Alex Singleton: The Intellectual Revolution in International Development
Alex Singleton is Director-General of The Globalisation Institute.
For too long the Left has held a monopoly over people's hearts and minds when its comes to international development. It is true that the Make Poverty History campaign is a worthy campaign. It has done a great deal of good by putting Africa at the top of the agenda this year. But the fact it is wedded to outdated trade ideas about protecting infant industries and top-down approaches to aid shows how free marketeers have failed to influence the public debate.
One reason for the Left's monopoly on international development is that we have allowed ourselves to be portrayed as entirely negative, as against everything. Free-marketeers have, on the whole, failed to express in practical terms how free-market ideas can actually help people. There have been too many green ink letters to the editor (correctly) pointing out the problems of poor governance and corruption in Africa, but written without also putting forward a positive and practical way forward. If your younger brother does something foolish and gets into serious trouble, do you just harangue him for his foolishness, or do you help him get back on his feet?
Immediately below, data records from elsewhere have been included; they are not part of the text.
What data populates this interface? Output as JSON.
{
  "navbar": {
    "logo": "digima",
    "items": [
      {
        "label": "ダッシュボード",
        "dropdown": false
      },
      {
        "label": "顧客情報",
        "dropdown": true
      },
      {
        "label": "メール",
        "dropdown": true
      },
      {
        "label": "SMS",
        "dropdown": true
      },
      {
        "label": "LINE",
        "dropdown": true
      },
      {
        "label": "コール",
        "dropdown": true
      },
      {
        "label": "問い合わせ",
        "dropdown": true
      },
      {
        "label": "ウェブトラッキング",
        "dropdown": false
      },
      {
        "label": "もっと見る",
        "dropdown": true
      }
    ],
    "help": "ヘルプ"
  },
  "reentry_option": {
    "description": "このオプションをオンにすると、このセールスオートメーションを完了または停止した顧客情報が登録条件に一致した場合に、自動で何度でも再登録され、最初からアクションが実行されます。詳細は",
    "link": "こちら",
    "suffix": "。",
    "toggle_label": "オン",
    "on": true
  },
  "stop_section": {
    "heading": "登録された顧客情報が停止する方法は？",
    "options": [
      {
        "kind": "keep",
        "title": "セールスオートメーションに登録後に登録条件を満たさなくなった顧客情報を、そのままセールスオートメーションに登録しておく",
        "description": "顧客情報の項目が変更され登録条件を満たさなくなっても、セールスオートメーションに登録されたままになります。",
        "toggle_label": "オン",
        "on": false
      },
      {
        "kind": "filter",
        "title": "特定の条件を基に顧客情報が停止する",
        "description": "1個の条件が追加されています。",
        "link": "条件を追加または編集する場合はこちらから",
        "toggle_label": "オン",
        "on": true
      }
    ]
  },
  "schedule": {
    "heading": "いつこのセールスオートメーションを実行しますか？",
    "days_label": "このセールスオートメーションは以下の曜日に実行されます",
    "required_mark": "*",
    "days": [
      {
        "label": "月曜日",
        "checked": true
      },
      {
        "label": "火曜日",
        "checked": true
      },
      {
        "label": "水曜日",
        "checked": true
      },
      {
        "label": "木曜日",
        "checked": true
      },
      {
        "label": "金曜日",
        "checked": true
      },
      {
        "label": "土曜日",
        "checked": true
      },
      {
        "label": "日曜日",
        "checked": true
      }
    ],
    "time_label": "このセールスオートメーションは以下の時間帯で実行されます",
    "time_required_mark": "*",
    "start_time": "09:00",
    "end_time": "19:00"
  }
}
A lesson from 1980s Britain is that free markets are good but it is better to be in favour of practical ways that free markets can help people. Helping people living in council homes to own their own home actually meant something to people – it helped people climb the economic ladder. And similarly, an enterprise-based scheme like microcredit has an important part to play in helping create an thriving economy in Africa and in encouraging the governmental reforms and recognition of property rights that are so desperately needed. Although four billion people live on less than $1,400, only a fraction have access to basic financial services. Microcredit enables an African, for example, to buy a mobile phone and then set up a business renting it to his village. The phone can then be used to call other towns and villages to find out prices and demand for crops that have been grown, enabling growers to get the best prices. Another enterprise-based scheme, Technoserve, helps identify and encourage entrepreneurs in developing countries. Technoserve helps them find gaps in the market, develop business plans, raise investment, run a small-scale pilot and then expand their businesses. These enterprise-based approaches to development are vastly more effective than the top-down help of which the government, unfortunately, is still far too fond.
The work of the Centre for Social Justice has shown just how effectively a think tank can transform the debate on an issue. Three years ago, social justice was a left-wing term, about redistributing income and socialism. Now it means things like welfare reform and community entrepreneurs. That is quite an achievement. And that sort of achievement is what is needed now in the area of international development. The Department for International Development needs an intellectual revolution. We need to turn development policies upside down: we need to change to helping Africa from the bottom up.